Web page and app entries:
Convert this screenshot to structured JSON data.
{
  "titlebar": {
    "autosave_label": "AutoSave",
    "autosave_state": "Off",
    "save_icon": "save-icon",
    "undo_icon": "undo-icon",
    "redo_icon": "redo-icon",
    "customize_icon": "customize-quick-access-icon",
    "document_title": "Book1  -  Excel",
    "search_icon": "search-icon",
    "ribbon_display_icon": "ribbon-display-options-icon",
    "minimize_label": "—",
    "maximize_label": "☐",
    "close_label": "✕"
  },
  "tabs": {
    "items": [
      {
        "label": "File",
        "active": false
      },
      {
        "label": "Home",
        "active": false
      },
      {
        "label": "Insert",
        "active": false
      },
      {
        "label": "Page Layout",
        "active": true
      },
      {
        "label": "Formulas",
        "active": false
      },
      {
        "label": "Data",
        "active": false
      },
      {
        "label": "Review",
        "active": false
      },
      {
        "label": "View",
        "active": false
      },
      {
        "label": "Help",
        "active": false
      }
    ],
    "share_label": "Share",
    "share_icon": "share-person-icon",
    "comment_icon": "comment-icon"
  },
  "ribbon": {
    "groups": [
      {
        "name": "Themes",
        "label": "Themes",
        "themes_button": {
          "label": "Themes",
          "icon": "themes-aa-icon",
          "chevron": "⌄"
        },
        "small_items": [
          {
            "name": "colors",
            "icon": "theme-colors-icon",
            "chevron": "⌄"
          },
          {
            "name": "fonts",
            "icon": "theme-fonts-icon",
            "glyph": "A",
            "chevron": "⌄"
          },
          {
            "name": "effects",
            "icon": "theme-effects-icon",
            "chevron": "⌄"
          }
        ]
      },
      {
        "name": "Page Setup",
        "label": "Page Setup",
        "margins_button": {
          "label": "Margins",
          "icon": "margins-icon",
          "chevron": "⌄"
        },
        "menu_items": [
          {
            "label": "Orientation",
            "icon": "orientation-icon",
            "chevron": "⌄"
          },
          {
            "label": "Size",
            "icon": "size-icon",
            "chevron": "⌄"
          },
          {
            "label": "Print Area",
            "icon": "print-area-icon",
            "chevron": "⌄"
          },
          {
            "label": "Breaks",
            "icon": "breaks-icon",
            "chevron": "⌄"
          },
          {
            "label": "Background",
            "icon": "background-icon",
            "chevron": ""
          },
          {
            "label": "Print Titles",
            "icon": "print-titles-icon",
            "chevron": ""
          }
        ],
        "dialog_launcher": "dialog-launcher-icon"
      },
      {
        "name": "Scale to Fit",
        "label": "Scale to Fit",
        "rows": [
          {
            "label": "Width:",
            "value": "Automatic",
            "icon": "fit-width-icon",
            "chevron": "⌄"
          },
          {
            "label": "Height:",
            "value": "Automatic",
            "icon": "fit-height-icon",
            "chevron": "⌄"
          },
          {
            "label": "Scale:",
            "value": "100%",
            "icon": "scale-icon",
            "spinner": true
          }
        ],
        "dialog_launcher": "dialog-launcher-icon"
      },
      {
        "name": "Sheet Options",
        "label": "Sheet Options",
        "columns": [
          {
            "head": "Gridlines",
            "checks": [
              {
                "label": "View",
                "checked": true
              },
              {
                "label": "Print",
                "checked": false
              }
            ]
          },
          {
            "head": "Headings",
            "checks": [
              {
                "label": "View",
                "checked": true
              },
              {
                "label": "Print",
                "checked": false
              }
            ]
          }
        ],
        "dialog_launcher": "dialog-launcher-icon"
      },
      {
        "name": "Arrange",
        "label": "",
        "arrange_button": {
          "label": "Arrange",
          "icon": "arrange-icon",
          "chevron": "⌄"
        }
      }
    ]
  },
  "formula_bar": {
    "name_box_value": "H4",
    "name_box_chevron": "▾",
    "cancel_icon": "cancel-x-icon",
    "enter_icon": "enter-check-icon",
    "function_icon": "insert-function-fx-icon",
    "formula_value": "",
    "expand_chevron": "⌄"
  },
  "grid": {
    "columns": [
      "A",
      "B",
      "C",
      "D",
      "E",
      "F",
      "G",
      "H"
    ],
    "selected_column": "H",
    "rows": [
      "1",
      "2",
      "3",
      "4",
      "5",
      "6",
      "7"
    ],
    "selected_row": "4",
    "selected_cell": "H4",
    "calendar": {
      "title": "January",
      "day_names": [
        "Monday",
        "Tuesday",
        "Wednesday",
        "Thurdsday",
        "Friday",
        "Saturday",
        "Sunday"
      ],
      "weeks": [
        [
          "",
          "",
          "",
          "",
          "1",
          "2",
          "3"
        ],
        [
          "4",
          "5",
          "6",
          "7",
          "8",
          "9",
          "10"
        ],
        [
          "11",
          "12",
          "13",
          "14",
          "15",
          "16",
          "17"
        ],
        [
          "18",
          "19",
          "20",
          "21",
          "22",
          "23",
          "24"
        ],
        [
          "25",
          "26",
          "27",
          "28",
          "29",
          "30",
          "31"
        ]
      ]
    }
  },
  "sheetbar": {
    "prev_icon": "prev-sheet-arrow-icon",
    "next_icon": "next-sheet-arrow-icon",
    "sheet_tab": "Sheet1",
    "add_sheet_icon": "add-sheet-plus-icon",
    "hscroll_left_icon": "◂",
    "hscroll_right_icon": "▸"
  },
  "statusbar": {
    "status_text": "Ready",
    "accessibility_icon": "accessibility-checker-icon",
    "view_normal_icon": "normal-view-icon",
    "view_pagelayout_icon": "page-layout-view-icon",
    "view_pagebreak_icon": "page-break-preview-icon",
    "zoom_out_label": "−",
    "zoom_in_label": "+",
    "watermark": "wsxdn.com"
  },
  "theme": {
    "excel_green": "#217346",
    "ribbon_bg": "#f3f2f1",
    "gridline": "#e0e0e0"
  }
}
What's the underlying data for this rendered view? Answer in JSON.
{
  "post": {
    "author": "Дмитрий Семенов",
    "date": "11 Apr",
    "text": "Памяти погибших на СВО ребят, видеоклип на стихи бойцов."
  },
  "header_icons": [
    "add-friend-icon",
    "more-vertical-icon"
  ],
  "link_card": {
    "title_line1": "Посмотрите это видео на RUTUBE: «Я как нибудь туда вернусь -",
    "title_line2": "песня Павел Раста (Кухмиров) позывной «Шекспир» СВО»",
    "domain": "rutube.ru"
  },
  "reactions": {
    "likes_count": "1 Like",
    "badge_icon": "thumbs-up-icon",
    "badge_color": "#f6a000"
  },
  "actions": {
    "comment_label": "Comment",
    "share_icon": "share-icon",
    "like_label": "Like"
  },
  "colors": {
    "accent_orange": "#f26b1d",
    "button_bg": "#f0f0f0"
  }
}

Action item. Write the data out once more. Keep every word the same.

Solution to this exercise.
Convert this screenshot to structured JSON data.
{
  "titlebar": {
    "autosave_label": "AutoSave",
    "autosave_state": "Off",
    "save_icon": "save-icon",
    "undo_icon": "undo-icon",
    "redo_icon": "redo-icon",
    "customize_icon": "customize-quick-access-icon",
    "document_title": "Book1  -  Excel",
    "search_icon": "search-icon",
    "ribbon_display_icon": "ribbon-display-options-icon",
    "minimize_label": "—",
    "maximize_label": "☐",
    "close_label": "✕"
  },
  "tabs": {
    "items": [
      {
        "label": "File",
        "active": false
      },
      {
        "label": "Home",
        "active": false
      },
      {
        "label": "Insert",
        "active": false
      },
      {
        "label": "Page Layout",
        "active": true
      },
      {
        "label": "Formulas",
        "active": false
      },
      {
        "label": "Data",
        "active": false
      },
      {
        "label": "Review",
        "active": false
      },
      {
        "label": "View",
        "active": false
      },
      {
        "label": "Help",
        "active": false
      }
    ],
    "share_label": "Share",
    "share_icon": "share-person-icon",
    "comment_icon": "comment-icon"
  },
  "ribbon": {
    "groups": [
      {
        "name": "Themes",
        "label": "Themes",
        "themes_button": {
          "label": "Themes",
          "icon": "themes-aa-icon",
          "chevron": "⌄"
        },
        "small_items": [
          {
            "name": "colors",
            "icon": "theme-colors-icon",
            "chevron": "⌄"
          },
          {
            "name": "fonts",
            "icon": "theme-fonts-icon",
            "glyph": "A",
            "chevron": "⌄"
          },
          {
            "name": "effects",
            "icon": "theme-effects-icon",
            "chevron": "⌄"
          }
        ]
      },
      {
        "name": "Page Setup",
        "label": "Page Setup",
        "margins_button": {
          "label": "Margins",
          "icon": "margins-icon",
          "chevron": "⌄"
        },
        "menu_items": [
          {
            "label": "Orientation",
            "icon": "orientation-icon",
            "chevron": "⌄"
          },
          {
            "label": "Size",
            "icon": "size-icon",
            "chevron": "⌄"
          },
          {
            "label": "Print Area",
            "icon": "print-area-icon",
            "chevron": "⌄"
          },
          {
            "label": "Breaks",
            "icon": "breaks-icon",
            "chevron": "⌄"
          },
          {
            "label": "Background",
            "icon": "background-icon",
            "chevron": ""
          },
          {
            "label": "Print Titles",
            "icon": "print-titles-icon",
            "chevron": ""
          }
        ],
        "dialog_launcher": "dialog-launcher-icon"
      },
      {
        "name": "Scale to Fit",
        "label": "Scale to Fit",
        "rows": [
          {
            "label": "Width:",
            "value": "Automatic",
            "icon": "fit-width-icon",
            "chevron": "⌄"
          },
          {
            "label": "Height:",
            "value": "Automatic",
            "icon": "fit-height-icon",
            "chevron": "⌄"
          },
          {
            "label": "Scale:",
            "value": "100%",
            "icon": "scale-icon",
            "spinner": true
          }
        ],
        "dialog_launcher": "dialog-launcher-icon"
      },
      {
        "name": "Sheet Options",
        "label": "Sheet Options",
        "columns": [
          {
            "head": "Gridlines",
            "checks": [
              {
                "label": "View",
                "checked": true
              },
              {
                "label": "Print",
                "checked": false
              }
            ]
          },
          {
            "head": "Headings",
            "checks": [
              {
                "label": "View",
                "checked": true
              },
              {
                "label": "Print",
                "checked": false
              }
            ]
          }
        ],
        "dialog_launcher": "dialog-launcher-icon"
      },
      {
        "name": "Arrange",
        "label": "",
        "arrange_button": {
          "label": "Arrange",
          "icon": "arrange-icon",
          "chevron": "⌄"
        }
      }
    ]
  },
  "formula_bar": {
    "name_box_value": "H4",
    "name_box_chevron": "▾",
    "cancel_icon": "cancel-x-icon",
    "enter_icon": "enter-check-icon",
    "function_icon": "insert-function-fx-icon",
    "formula_value": "",
    "expand_chevron": "⌄"
  },
  "grid": {
    "columns": [
      "A",
      "B",
      "C",
      "D",
      "E",
      "F",
      "G",
      "H"
    ],
    "selected_column": "H",
    "rows": [
      "1",
      "2",
      "3",
      "4",
      "5",
      "6",
      "7"
    ],
    "selected_row": "4",
    "selected_cell": "H4",
    "calendar": {
      "title": "January",
      "day_names": [
        "Monday",
        "Tuesday",
        "Wednesday",
        "Thurdsday",
        "Friday",
        "Saturday",
        "Sunday"
      ],
      "weeks": [
        [
          "",
          "",
          "",
          "",
          "1",
          "2",
          "3"
        ],
        [
          "4",
          "5",
          "6",
          "7",
          "8",
          "9",
          "10"
        ],
        [
          "11",
          "12",
          "13",
          "14",
          "15",
          "16",
          "17"
        ],
        [
          "18",
          "19",
          "20",
          "21",
          "22",
          "23",
          "24"
        ],
        [
          "25",
          "26",
          "27",
          "28",
          "29",
          "30",
          "31"
        ]
      ]
    }
  },
  "sheetbar": {
    "prev_icon": "prev-sheet-arrow-icon",
    "next_icon": "next-sheet-arrow-icon",
    "sheet_tab": "Sheet1",
    "add_sheet_icon": "add-sheet-plus-icon",
    "hscroll_left_icon": "◂",
    "hscroll_right_icon": "▸"
  },
  "statusbar": {
    "status_text": "Ready",
    "accessibility_icon": "accessibility-checker-icon",
    "view_normal_icon": "normal-view-icon",
    "view_pagelayout_icon": "page-layout-view-icon",
    "view_pagebreak_icon": "page-break-preview-icon",
    "zoom_out_label": "−",
    "zoom_in_label": "+",
    "watermark": "wsxdn.com"
  },
  "theme": {
    "excel_green": "#217346",
    "ribbon_bg": "#f3f2f1",
    "gridline": "#e0e0e0"
  }
}
What's the underlying data for this rendered view? Answer in JSON.
{
  "post": {
    "author": "Дмитрий Семенов",
    "date": "11 Apr",
    "text": "Памяти погибших на СВО ребят, видеоклип на стихи бойцов."
  },
  "header_icons": [
    "add-friend-icon",
    "more-vertical-icon"
  ],
  "link_card": {
    "title_line1": "Посмотрите это видео на RUTUBE: «Я как нибудь туда вернусь -",
    "title_line2": "песня Павел Раста (Кухмиров) позывной «Шекспир» СВО»",
    "domain": "rutube.ru"
  },
  "reactions": {
    "likes_count": "1 Like",
    "badge_icon": "thumbs-up-icon",
    "badge_color": "#f6a000"
  },
  "actions": {
    "comment_label": "Comment",
    "share_icon": "share-icon",
    "like_label": "Like"
  },
  "colors": {
    "accent_orange": "#f26b1d",
    "button_bg": "#f0f0f0"
  }
}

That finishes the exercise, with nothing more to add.